Work instruction: Print out every record exactly as it appears.

━━━━━ Records to use

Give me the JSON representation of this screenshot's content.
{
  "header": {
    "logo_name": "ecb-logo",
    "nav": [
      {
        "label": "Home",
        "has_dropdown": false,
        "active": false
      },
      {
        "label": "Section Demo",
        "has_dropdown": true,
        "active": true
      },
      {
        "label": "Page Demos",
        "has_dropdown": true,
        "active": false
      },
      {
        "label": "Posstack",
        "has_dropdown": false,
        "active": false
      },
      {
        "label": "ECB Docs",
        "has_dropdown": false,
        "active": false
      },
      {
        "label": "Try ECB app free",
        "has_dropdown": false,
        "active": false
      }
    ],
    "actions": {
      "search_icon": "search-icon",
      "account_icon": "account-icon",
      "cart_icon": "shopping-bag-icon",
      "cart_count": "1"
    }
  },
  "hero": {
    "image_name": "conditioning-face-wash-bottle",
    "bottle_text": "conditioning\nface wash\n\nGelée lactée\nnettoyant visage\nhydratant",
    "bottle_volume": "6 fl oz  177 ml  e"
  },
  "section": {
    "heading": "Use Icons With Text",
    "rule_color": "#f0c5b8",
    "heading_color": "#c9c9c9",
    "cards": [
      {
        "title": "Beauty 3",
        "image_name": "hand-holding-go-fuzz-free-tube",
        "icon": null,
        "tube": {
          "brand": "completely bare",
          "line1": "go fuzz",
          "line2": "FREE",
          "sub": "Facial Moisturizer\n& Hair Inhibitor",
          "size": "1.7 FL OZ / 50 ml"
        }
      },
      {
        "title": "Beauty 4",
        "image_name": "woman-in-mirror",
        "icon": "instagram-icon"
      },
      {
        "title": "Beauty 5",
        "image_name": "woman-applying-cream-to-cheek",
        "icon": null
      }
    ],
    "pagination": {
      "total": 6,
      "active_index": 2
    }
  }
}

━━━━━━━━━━

Exercise output:
Give me the JSON representation of this screenshot's content.
{
  "header": {
    "logo_name": "ecb-logo",
    "nav": [
      {
        "label": "Home",
        "has_dropdown": false,
        "active": false
      },
      {
        "label": "Section Demo",
        "has_dropdown": true,
        "active": true
      },
      {
        "label": "Page Demos",
        "has_dropdown": true,
        "active": false
      },
      {
        "label": "Posstack",
        "has_dropdown": false,
        "active": false
      },
      {
        "label": "ECB Docs",
        "has_dropdown": false,
        "active": false
      },
      {
        "label": "Try ECB app free",
        "has_dropdown": false,
        "active": false
      }
    ],
    "actions": {
      "search_icon": "search-icon",
      "account_icon": "account-icon",
      "cart_icon": "shopping-bag-icon",
      "cart_count": "1"
    }
  },
  "hero": {
    "image_name": "conditioning-face-wash-bottle",
    "bottle_text": "conditioning\nface wash\n\nGelée lactée\nnettoyant visage\nhydratant",
    "bottle_volume": "6 fl oz  177 ml  e"
  },
  "section": {
    "heading": "Use Icons With Text",
    "rule_color": "#f0c5b8",
    "heading_color": "#c9c9c9",
    "cards": [
      {
        "title": "Beauty 3",
        "image_name": "hand-holding-go-fuzz-free-tube",
        "icon": null,
        "tube": {
          "brand": "completely bare",
          "line1": "go fuzz",
          "line2": "FREE",
          "sub": "Facial Moisturizer\n& Hair Inhibitor",
          "size": "1.7 FL OZ / 50 ml"
        }
      },
      {
        "title": "Beauty 4",
        "image_name": "woman-in-mirror",
        "icon": "instagram-icon"
      },
      {
        "title": "Beauty 5",
        "image_name": "woman-applying-cream-to-cheek",
        "icon": null
      }
    ],
    "pagination": {
      "total": 6,
      "active_index": 2
    }
  }
}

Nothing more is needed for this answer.